- _EXERCISE_: Restate the entries below word for word, leaving nothing out.

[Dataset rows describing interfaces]

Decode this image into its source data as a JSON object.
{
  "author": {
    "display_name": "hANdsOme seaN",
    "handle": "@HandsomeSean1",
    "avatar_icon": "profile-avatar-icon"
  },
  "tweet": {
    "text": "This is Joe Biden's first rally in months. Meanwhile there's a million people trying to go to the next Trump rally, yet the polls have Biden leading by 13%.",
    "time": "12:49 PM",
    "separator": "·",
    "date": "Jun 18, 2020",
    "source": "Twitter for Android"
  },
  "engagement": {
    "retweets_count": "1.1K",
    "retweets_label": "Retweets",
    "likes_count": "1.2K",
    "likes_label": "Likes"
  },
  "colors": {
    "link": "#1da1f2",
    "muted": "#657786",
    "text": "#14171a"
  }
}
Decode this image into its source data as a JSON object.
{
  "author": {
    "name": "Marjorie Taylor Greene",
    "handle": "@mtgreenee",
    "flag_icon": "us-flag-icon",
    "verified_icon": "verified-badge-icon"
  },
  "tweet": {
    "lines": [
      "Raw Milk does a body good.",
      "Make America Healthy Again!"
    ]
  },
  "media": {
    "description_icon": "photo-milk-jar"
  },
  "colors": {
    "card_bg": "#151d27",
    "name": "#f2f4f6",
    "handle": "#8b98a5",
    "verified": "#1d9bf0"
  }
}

- _WRITTEN SOLUTION_:
Decode this image into its source data as a JSON object.
{
  "author": {
    "display_name": "hANdsOme seaN",
    "handle": "@HandsomeSean1",
    "avatar_icon": "profile-avatar-icon"
  },
  "tweet": {
    "text": "This is Joe Biden's first rally in months. Meanwhile there's a million people trying to go to the next Trump rally, yet the polls have Biden leading by 13%.",
    "time": "12:49 PM",
    "separator": "·",
    "date": "Jun 18, 2020",
    "source": "Twitter for Android"
  },
  "engagement": {
    "retweets_count": "1.1K",
    "retweets_label": "Retweets",
    "likes_count": "1.2K",
    "likes_label": "Likes"
  },
  "colors": {
    "link": "#1da1f2",
    "muted": "#657786",
    "text": "#14171a"
  }
}
Decode this image into its source data as a JSON object.
{
  "author": {
    "name": "Marjorie Taylor Greene",
    "handle": "@mtgreenee",
    "flag_icon": "us-flag-icon",
    "verified_icon": "verified-badge-icon"
  },
  "tweet": {
    "lines": [
      "Raw Milk does a body good.",
      "Make America Healthy Again!"
    ]
  },
  "media": {
    "description_icon": "photo-milk-jar"
  },
  "colors": {
    "card_bg": "#151d27",
    "name": "#f2f4f6",
    "handle": "#8b98a5",
    "verified": "#1d9bf0"
  }
}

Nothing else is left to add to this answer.